  1. Pregnancy and Beyond: Nurturing Oral and Maternal Health

Pregnant women with gum disease may be at higher risk of premature birth and low birth weight. The systemic inflammation associated with gum disease could potentially affect the developing fetus. Caring for your gums is not only an investment in your oral health but also in the well-being of the next generation.

As we delve into the profound impact of gum disease on overall health, it becomes evident that its consequences ripple through various aspects of our well-being. Join us as we conclude our exploration with a revealing look at compelling facts and statistics that underscore the urgency of embracing gum health as an integral part of your comprehensive wellness journey.

Revealing the Figures: Illuminating Insights and Statistics

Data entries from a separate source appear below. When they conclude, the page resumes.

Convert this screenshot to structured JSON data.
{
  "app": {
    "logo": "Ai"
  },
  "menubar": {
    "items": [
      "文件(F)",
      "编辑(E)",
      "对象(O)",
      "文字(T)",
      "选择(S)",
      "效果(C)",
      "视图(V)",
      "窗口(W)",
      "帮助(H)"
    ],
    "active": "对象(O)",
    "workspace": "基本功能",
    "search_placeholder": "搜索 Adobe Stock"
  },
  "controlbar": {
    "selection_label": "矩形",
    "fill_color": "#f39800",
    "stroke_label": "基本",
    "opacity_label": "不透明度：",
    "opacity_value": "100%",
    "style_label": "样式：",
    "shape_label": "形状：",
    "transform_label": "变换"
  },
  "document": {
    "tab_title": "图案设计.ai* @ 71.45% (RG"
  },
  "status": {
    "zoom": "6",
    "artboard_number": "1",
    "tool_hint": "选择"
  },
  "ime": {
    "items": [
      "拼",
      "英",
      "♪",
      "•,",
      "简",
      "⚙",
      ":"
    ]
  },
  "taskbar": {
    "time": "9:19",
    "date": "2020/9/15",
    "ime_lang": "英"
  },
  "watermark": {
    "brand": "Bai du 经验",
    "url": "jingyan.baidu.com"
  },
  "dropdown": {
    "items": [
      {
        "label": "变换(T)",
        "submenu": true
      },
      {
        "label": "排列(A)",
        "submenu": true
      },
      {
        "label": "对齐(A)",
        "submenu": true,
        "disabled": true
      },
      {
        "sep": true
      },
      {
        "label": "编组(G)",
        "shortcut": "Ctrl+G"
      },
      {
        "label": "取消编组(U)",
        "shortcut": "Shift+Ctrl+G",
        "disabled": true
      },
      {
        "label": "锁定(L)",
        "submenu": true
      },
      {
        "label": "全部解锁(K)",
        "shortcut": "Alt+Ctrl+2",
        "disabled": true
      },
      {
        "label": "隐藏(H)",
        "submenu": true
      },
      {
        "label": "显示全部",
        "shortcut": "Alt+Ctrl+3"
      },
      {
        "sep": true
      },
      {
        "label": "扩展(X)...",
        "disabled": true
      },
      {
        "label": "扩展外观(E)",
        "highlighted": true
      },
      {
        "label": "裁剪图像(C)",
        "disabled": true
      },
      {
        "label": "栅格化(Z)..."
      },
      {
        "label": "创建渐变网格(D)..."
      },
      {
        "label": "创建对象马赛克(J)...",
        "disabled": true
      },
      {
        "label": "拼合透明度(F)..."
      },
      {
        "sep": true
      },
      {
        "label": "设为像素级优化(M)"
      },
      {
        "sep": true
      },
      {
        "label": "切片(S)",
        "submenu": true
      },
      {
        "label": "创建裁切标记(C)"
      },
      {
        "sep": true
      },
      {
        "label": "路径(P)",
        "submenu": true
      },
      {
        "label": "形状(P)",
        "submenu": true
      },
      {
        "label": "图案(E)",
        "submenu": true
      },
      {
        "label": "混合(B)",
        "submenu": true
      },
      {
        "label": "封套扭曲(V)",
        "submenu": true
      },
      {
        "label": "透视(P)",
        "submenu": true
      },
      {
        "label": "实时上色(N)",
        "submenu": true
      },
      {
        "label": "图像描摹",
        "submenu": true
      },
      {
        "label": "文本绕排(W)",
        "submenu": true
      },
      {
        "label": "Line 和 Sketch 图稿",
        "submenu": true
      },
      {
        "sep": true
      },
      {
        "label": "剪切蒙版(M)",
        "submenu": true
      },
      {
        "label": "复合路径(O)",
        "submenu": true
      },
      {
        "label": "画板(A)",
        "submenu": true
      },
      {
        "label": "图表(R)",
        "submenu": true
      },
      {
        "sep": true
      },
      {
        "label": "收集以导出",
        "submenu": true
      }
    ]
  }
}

Now, let’s uncover a realm of intriguing facts and figures that illuminate the landscape of gum disease, providing insights into its prevalence, risk factors, and potential ramifications:

  • The Plaque Predicament: At the core of gum disease lies plaque, a sticky bacterial film coating teeth. Over time, plaque transforms into tartar, a catalyst for gum inflammation and disease.

  • Beyond the Mouth: The reverberations of gum disease extend far beyond oral health. With established links to heart disease, stroke, and other systemic issues, its impact reaches into the broader realm of well-being.

  • Vulnerability Factors: Certain factors heighten the susceptibility to gum disease. Inadequate oral hygiene, genetic predisposition, medical conditions like diabetes and autoimmune disorders, tobacco usage, and specific medications all contribute to the risk.

  • Gender Dynamics: Women are more prone to gum disease than men, underscoring the importance of vigilant oral care practices for everyone.

  • Aging and Its Influence: As age advances, so does the risk of gum disease, emphasizing the lifelong need for consistent oral health measures.

  • The Diabetic Connection: The intricate dance between gum disease and diabetes is apparent. Diabetic individuals face an increased gum disease risk, emphasizing the intricate connection between oral and systemic health.

  • Tobacco’s Toll: Tobacco use, encompassing smoking and chewing, significantly elevates gum disease susceptibility by compromising gum health through irritation.

  • Family Threads: Genetic lineage also plays a role, with family history increasing the likelihood of gum disease development.

  • Empowering Prevention: The foundation of gum disease prevention lies in diligent oral hygiene practices. Regular brushing, flossing, and routine dental visits form a robust defense.

  • Treatment Avenues: Timely intervention is key. Scaling and root planing, involving plaque and tartar removal, are common treatments. In advanced cases, surgery may be necessary to rectify the damage.

  • The Power of Early Action: Prompt diagnosis and proactive care can halt gum disease progression. Neglecting it, however, may lead to dire outcomes, including tooth loss and heightened cardiovascular risks.

As these insights come to light, we gain a deeper understanding of gum disease, equipping ourselves to preserve our oral well-being and embrace a future free from its quiet yet consequential impact.

As we draw the curtain on this exploration of Gum Disease, a profound tapestry of insights unfolds. From the initial warning signs of gingivitis to the intricate web of systemic connections, we’ve ventured through the labyrinthine world of oral health. Remember, Gum Disease isn’t just a dental concern; it’s a sentinel that stands at the crossroads of your well-being.

Take with you the understanding that vigilant oral hygiene, regular dental visits, and early intervention stand as formidable shields against this subtle foe. The foundation of a radiant smile and a robust body lies in your hands. Embrace the practices that ensure your oral health flourishes, for the journey we’ve embarked upon together reaffirms the adage that prevention truly is the key. Let your smile be a testament to your commitment to a life teeming with vitality, starting from the very core of your being – your oral wellness.